Component data from apps and pages
───
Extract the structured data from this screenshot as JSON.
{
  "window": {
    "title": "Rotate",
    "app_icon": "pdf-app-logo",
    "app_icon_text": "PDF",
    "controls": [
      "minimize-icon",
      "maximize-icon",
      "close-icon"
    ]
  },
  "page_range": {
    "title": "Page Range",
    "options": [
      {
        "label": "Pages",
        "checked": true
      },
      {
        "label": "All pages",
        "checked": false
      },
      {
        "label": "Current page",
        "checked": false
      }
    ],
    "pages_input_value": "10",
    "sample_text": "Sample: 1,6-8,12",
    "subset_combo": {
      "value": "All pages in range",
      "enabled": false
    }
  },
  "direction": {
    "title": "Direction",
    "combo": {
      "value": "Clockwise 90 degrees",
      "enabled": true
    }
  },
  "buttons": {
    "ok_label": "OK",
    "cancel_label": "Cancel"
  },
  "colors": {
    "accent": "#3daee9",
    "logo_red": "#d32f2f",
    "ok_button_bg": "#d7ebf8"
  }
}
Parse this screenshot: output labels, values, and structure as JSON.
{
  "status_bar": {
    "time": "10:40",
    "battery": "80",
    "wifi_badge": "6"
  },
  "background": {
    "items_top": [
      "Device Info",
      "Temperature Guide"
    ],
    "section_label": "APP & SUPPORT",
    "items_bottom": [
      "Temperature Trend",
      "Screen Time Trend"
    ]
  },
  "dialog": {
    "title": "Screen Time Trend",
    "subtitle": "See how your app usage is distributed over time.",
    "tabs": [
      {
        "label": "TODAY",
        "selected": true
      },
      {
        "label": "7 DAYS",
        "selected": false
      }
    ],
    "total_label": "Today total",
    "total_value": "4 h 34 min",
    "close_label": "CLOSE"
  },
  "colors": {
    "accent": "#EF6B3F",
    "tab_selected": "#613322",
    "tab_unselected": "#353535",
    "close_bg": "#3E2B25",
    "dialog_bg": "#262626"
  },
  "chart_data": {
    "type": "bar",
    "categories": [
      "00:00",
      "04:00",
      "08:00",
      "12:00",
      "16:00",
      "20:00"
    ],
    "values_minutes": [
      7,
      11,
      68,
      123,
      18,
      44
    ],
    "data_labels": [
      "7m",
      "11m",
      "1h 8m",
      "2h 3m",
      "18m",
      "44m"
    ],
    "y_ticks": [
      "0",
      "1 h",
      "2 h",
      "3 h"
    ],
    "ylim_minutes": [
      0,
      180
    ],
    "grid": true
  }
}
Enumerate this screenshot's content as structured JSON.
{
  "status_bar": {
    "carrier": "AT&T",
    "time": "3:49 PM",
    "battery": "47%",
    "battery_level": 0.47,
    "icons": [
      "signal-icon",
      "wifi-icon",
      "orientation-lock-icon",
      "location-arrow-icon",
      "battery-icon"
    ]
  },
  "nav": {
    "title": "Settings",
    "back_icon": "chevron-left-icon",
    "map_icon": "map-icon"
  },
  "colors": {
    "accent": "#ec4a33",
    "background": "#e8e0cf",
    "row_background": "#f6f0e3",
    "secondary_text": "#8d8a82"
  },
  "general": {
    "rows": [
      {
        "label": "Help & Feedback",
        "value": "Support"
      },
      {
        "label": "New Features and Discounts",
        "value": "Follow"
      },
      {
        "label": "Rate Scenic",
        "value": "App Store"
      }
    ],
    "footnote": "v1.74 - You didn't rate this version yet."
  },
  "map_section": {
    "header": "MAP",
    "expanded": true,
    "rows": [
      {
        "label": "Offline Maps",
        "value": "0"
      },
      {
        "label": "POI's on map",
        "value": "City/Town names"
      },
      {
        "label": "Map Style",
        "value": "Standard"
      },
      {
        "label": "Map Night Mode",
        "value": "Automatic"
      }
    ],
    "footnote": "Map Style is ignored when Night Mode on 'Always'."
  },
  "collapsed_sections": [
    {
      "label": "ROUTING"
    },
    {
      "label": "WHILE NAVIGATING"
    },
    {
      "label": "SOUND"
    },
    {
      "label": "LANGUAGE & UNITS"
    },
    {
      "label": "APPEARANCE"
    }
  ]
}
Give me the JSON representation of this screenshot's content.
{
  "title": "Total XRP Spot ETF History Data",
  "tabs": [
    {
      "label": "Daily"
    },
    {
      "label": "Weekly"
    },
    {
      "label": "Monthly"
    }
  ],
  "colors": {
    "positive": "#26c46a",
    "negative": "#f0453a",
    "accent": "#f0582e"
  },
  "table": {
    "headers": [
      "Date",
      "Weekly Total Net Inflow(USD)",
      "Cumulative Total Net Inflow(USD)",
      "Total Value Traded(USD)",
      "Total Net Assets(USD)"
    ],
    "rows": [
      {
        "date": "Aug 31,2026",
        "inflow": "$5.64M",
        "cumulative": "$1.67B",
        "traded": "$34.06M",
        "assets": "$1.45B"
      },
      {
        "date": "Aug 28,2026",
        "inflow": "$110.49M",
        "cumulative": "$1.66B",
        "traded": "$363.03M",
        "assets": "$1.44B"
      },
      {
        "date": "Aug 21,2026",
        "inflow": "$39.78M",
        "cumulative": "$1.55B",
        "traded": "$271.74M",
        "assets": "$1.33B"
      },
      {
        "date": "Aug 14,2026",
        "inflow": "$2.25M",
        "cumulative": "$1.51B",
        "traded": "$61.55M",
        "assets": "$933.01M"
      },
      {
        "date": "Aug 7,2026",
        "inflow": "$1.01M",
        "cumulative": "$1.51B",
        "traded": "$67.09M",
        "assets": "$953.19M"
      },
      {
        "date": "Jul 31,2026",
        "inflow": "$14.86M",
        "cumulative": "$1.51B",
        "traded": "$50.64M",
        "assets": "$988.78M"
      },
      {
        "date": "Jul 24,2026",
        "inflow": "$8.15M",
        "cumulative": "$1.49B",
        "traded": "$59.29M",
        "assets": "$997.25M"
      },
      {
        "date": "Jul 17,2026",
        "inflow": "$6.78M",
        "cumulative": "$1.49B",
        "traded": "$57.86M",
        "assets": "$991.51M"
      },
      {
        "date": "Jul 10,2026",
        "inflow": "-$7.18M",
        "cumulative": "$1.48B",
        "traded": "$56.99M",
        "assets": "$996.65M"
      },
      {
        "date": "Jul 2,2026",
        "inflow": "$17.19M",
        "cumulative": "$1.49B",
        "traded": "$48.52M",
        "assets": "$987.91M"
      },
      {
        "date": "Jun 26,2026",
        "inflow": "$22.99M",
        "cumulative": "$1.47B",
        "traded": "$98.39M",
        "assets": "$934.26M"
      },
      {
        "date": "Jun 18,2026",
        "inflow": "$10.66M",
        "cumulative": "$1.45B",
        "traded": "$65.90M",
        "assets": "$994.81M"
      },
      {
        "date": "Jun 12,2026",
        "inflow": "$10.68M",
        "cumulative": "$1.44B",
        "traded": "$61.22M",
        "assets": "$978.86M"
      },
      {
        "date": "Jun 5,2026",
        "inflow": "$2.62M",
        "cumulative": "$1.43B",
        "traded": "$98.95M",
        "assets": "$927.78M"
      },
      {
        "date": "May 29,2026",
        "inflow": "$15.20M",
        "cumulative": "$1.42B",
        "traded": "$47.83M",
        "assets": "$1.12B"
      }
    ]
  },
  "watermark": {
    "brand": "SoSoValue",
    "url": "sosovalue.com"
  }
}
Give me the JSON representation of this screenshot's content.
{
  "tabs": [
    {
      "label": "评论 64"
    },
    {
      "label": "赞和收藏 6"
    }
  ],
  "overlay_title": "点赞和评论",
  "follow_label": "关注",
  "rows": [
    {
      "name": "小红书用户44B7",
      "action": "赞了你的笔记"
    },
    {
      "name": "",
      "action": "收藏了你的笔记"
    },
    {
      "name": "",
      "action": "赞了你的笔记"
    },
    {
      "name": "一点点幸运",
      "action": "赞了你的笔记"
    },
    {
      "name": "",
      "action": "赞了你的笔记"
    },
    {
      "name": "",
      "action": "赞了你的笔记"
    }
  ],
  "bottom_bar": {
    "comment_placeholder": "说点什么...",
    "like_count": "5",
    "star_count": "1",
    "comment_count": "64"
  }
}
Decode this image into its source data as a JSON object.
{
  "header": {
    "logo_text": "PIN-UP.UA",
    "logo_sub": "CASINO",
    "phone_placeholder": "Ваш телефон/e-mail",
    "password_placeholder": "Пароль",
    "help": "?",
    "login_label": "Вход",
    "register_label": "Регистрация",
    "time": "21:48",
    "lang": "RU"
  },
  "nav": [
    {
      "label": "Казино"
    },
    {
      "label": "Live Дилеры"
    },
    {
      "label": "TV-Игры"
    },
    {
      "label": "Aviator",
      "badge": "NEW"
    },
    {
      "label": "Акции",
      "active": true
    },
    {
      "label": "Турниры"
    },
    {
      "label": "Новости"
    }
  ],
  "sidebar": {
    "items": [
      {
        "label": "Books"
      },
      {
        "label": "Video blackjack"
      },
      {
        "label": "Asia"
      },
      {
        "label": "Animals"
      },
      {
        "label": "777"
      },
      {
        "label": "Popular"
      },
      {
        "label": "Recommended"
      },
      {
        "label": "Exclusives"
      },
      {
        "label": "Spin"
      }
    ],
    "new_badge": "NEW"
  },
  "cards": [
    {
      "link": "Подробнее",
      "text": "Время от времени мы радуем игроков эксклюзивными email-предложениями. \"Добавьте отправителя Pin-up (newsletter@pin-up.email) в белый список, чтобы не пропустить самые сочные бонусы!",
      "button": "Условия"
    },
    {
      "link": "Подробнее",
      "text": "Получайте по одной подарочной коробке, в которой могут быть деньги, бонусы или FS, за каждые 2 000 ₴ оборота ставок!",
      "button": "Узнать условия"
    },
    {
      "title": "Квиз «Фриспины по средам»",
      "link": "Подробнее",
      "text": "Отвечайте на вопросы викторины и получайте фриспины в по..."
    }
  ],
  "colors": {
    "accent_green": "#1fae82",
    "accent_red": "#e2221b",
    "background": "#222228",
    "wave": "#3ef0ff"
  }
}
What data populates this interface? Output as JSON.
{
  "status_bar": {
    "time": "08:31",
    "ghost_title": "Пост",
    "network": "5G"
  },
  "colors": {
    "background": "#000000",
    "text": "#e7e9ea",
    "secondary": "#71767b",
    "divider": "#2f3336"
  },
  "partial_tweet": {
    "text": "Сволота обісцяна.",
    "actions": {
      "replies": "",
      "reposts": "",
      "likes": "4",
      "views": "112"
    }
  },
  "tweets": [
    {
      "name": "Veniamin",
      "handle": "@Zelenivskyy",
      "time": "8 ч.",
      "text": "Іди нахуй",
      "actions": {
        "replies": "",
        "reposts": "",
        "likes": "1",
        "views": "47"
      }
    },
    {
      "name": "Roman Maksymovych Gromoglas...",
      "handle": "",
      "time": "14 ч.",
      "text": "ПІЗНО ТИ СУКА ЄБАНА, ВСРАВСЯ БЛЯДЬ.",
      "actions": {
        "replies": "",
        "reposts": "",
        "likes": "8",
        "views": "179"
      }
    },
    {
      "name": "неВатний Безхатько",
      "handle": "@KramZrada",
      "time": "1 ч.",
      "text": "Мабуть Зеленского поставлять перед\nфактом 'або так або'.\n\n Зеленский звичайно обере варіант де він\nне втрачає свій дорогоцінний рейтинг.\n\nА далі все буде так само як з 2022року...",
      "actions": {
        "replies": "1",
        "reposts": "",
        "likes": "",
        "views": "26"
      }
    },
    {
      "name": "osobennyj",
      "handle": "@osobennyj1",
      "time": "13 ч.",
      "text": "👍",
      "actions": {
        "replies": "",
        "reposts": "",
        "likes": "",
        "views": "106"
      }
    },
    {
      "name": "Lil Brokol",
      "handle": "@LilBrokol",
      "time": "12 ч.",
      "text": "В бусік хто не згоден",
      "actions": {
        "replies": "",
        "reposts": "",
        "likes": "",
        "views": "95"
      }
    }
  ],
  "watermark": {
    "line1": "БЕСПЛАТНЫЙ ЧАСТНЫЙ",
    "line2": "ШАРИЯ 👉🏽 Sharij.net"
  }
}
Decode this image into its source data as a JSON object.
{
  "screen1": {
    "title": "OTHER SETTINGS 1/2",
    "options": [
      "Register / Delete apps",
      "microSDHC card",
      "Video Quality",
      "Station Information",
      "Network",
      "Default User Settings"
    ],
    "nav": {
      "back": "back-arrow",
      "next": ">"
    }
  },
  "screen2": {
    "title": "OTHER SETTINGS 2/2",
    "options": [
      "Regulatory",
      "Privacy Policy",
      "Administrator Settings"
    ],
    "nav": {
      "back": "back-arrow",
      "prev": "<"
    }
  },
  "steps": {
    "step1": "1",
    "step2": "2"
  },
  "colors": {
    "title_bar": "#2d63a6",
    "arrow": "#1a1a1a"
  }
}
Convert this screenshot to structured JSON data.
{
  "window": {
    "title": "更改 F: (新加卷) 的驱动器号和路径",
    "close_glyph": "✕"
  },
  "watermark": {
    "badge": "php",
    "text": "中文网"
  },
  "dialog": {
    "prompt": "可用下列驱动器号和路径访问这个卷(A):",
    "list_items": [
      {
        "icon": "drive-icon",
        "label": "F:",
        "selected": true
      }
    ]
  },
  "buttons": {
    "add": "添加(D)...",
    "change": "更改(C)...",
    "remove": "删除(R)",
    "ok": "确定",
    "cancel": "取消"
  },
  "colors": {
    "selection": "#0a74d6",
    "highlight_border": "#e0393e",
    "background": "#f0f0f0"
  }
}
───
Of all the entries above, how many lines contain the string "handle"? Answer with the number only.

> _Output below_: 5